I could discuss what it is about us that attracts us to such spectacles. I could ruminate on how we may be drawn to movie sets out of some subconscious hint of a fantasy wherein we are lingering about and get "discovered" by the director (or someone associated with the production in some position of authority), get a speaking role (despite not being in SAG), and parlay that into a lucrative career as an actor, thereby permitting the glamorous life we see spotlighted on the myriad television programs about "entertainment news." I could offer some theory about how seeing places we frequent or know well included in productions that presumably will be seen by people all around the world applies some of that glamorous cachet to us, albeit vicariously, by virtue of our vague association with the location; if nothing else, it gives us something to talk about with people.

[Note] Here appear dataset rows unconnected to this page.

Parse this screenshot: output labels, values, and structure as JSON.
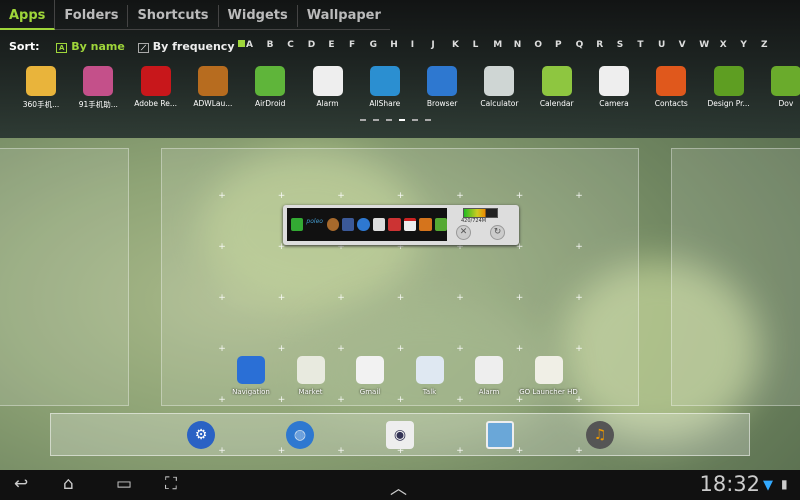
{
  "tabs": [
    "Apps",
    "Folders",
    "Shortcuts",
    "Widgets",
    "Wallpaper"
  ],
  "sort": {
    "label": "Sort:",
    "by_name": "By name",
    "by_frequency": "By frequency"
  },
  "letters": [
    "A",
    "B",
    "C",
    "D",
    "E",
    "F",
    "G",
    "H",
    "I",
    "J",
    "K",
    "L",
    "M",
    "N",
    "O",
    "P",
    "Q",
    "R",
    "S",
    "T",
    "U",
    "V",
    "W",
    "X",
    "Y",
    "Z"
  ],
  "apps": [
    {
      "label": "360手机...",
      "icon": "phone-icon",
      "color": "#e9b43b"
    },
    {
      "label": "91手机助...",
      "icon": "assistant-icon",
      "color": "#c4508a"
    },
    {
      "label": "Adobe Re...",
      "icon": "adobe-reader-icon",
      "color": "#c8171b"
    },
    {
      "label": "ADWLau...",
      "icon": "adw-launcher-icon",
      "color": "#b76c1f"
    },
    {
      "label": "AirDroid",
      "icon": "paper-plane-icon",
      "color": "#5fb53a"
    },
    {
      "label": "Alarm",
      "icon": "clock-icon",
      "color": "#eeeeee"
    },
    {
      "label": "AllShare",
      "icon": "allshare-icon",
      "color": "#2b8fd1"
    },
    {
      "label": "Browser",
      "icon": "globe-icon",
      "color": "#2e78d0"
    },
    {
      "label": "Calculator",
      "icon": "calculator-icon",
      "color": "#cfd6d4"
    },
    {
      "label": "Calendar",
      "icon": "calendar-icon",
      "color": "#8ec640"
    },
    {
      "label": "Camera",
      "icon": "camera-icon",
      "color": "#eeeeee"
    },
    {
      "label": "Contacts",
      "icon": "contacts-icon",
      "color": "#e0581c"
    },
    {
      "label": "Design Pr...",
      "icon": "design-icon",
      "color": "#5e9e22"
    },
    {
      "label": "Dov",
      "icon": "download-icon",
      "color": "#6aab2c"
    }
  ],
  "widget": {
    "memory": "420/724M",
    "memory_used_fraction": 0.65
  },
  "homescreen": [
    {
      "label": "Navigation",
      "icon": "navigation-icon",
      "color": "#2a6fd6"
    },
    {
      "label": "Market",
      "icon": "market-icon",
      "color": "#e8eadf"
    },
    {
      "label": "Gmail",
      "icon": "gmail-icon",
      "color": "#f2f2f2"
    },
    {
      "label": "Talk",
      "icon": "talk-icon",
      "color": "#dfe8f2"
    },
    {
      "label": "Alarm",
      "icon": "clock-icon",
      "color": "#eeeeee"
    },
    {
      "label": "GO Launcher HD",
      "icon": "go-launcher-icon",
      "color": "#f0efe6"
    }
  ],
  "dock": [
    "settings-icon",
    "globe-icon",
    "camera-icon",
    "gallery-icon",
    "music-icon"
  ],
  "status": {
    "time": "18:32"
  },
  "colors": {
    "accent": "#9fd63a"
  }
}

However, I am not here to contemplate our proclivities for hero worship, even in small forms such as this.
No, I intend to mention something that one would not think about unless one is routinely part of movie shoots.
Obviously, there are extras at a shoot such as this. To have an apathetic crowd for the performers, they need a crowd, but they don’t need anyone with skills greater than standing and, presumably, not looking at the camera. The edge of the filming area was marked off with yellow tape, not unlike the stuff used by police to mark the perimeter of a crime scene (but without seeing the finished movie, it’s not fair to say whether the comparison is justified), except with the text "Hot Set" printed on it, and next to the cement walkway dividing the grass of the park from the sand of the beach were signs indicating by virtue of being in the area one was tacitly giving permission to be filmed, so presumably anyone passing by could be an extra. However, judging from all the young bikini-clad women who were by the set before we even arrived (at 8 a.m)—and after six years of being at this spot at that time, I can safely declare this was an unusual sight—clearly there had been a casting call attracting more experienced extras, so there was not much need for passers by to augment the crowd.

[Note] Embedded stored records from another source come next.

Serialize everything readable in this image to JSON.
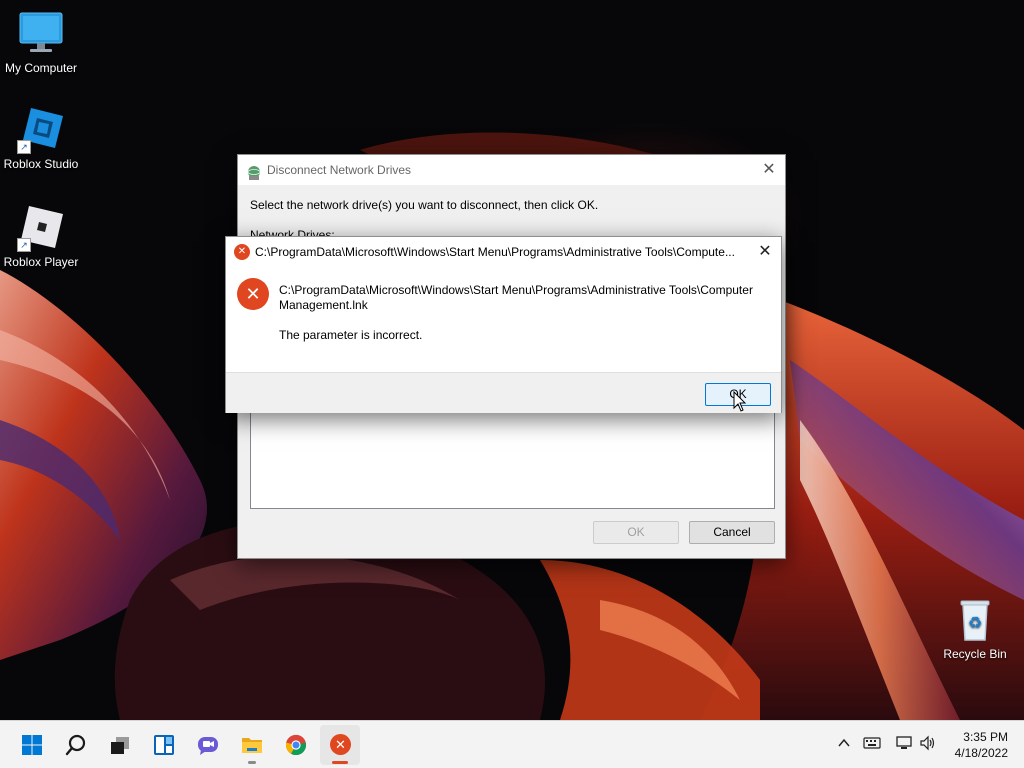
{
  "desktop": {
    "icons": [
      {
        "label": "My Computer",
        "icon": "monitor-icon"
      },
      {
        "label": "Roblox Studio",
        "icon": "roblox-studio-icon"
      },
      {
        "label": "Roblox Player",
        "icon": "roblox-player-icon"
      },
      {
        "label": "Recycle Bin",
        "icon": "recycle-bin-icon"
      }
    ]
  },
  "disconnect_dialog": {
    "title": "Disconnect Network Drives",
    "instruction": "Select the network drive(s) you want to disconnect, then click OK.",
    "list_label": "Network Drives:",
    "ok_label": "OK",
    "cancel_label": "Cancel"
  },
  "error_dialog": {
    "title": "C:\\ProgramData\\Microsoft\\Windows\\Start Menu\\Programs\\Administrative Tools\\Compute...",
    "path_line1": "C:\\ProgramData\\Microsoft\\Windows\\Start Menu\\Programs\\Administrative Tools\\Computer",
    "path_line2": "Management.lnk",
    "message": "The parameter is incorrect.",
    "ok_label": "OK",
    "icon": "error-icon"
  },
  "taskbar": {
    "items": [
      {
        "name": "start",
        "icon": "windows-start-icon"
      },
      {
        "name": "search",
        "icon": "search-icon"
      },
      {
        "name": "task-view",
        "icon": "task-view-icon"
      },
      {
        "name": "widgets",
        "icon": "widgets-icon"
      },
      {
        "name": "chat",
        "icon": "chat-icon"
      },
      {
        "name": "file-explorer",
        "icon": "folder-icon"
      },
      {
        "name": "chrome",
        "icon": "chrome-icon"
      },
      {
        "name": "error-app",
        "icon": "error-icon"
      }
    ],
    "tray": [
      "chevron-up-icon",
      "keyboard-icon",
      "network-icon",
      "volume-icon"
    ],
    "time": "3:35 PM",
    "date": "4/18/2022"
  },
  "colors": {
    "accent": "#0078d7",
    "error": "#e0461f",
    "taskbar": "#f3f3f3"
  }
}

However, I’m not here to talk about the cute young things who were intended to represent the typical spring break destination attendees. I am led to believe these people do get a stipend for their time, and we could see they were provided some basic sustenance to keep them fed for the day. They weren’t "the talent" (whom I noticed were staying at a house across the street from the shoot when they weren’t needed), and ultimately all these young people had to do was hang out at the beach most of the day, which presumably they were inclined to do anyway. And no offense to the actresses identified as the leads, but this didn’t seem like a movie where I’d expect the budget to allow for too many extravagances for the non-talent. (Even "the talent" were only put up in a house across the street, not in individual trailers.) Thus, what really caught my attention about the setup: the porta-potties the producers provided for the presumably putrid purposes of these people. They were immaculate. (See picture below—I’m sure I’m the only person around who surreptitiously took a photo of that.)

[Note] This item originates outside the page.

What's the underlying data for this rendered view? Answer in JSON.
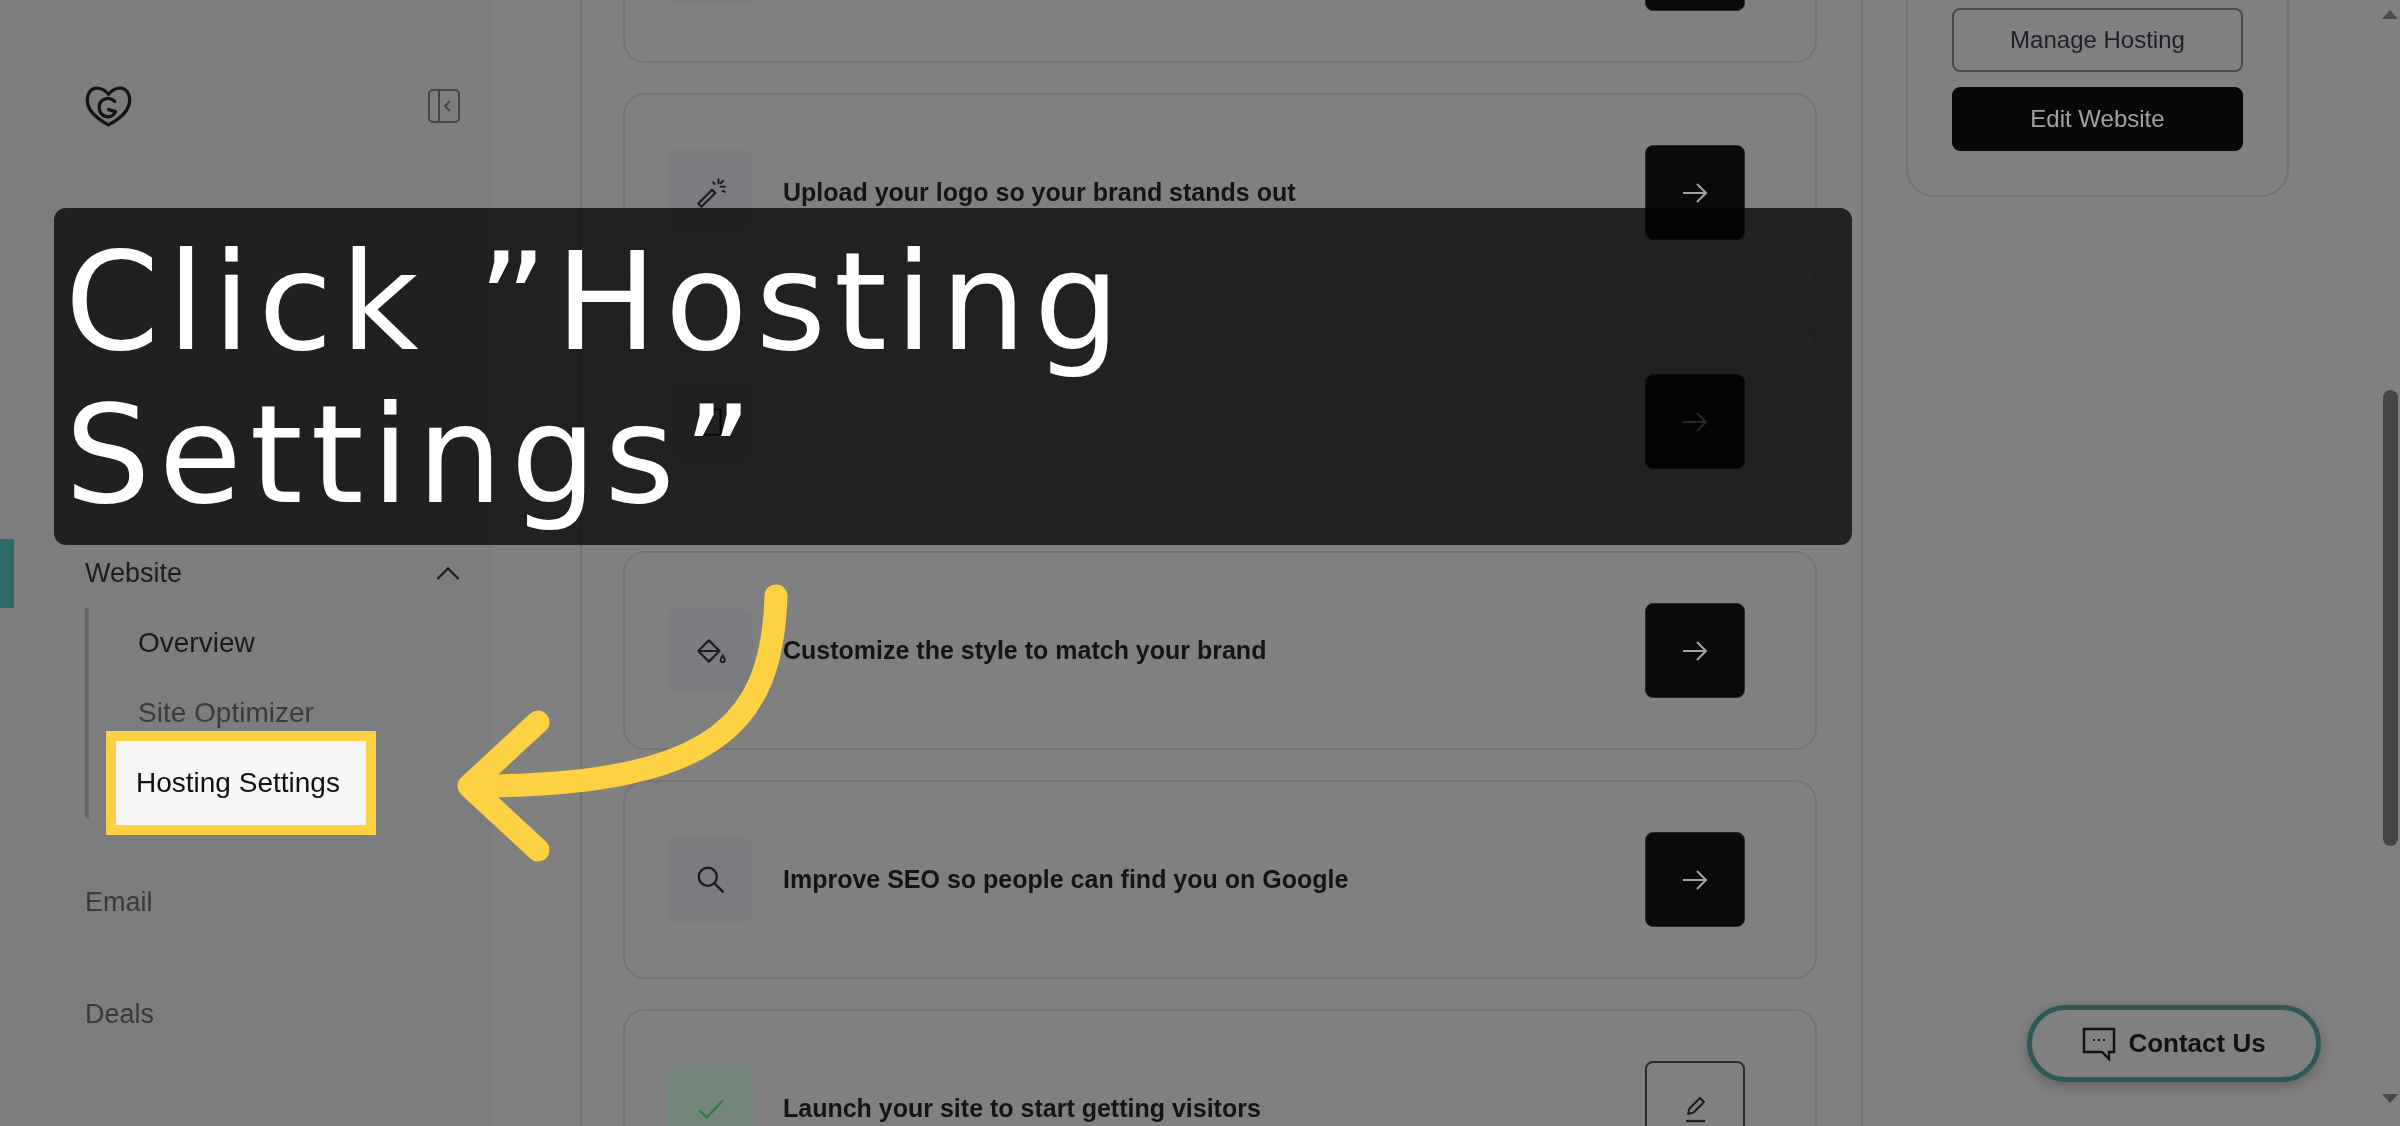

Okay, maybe it's not that impressive, but relative to the beach restrooms we are forced to use, and relative to the porta-potties I usually see, they were amazing. And these were just for the extras. (Signs on the doors clearly restricted the "public" from using them—of course, one could simply walk across the background of a shot and no longer be the mere public but be part of the production at that point. I digress.)
No wonder movie tickets are over $10 even for matinee shows.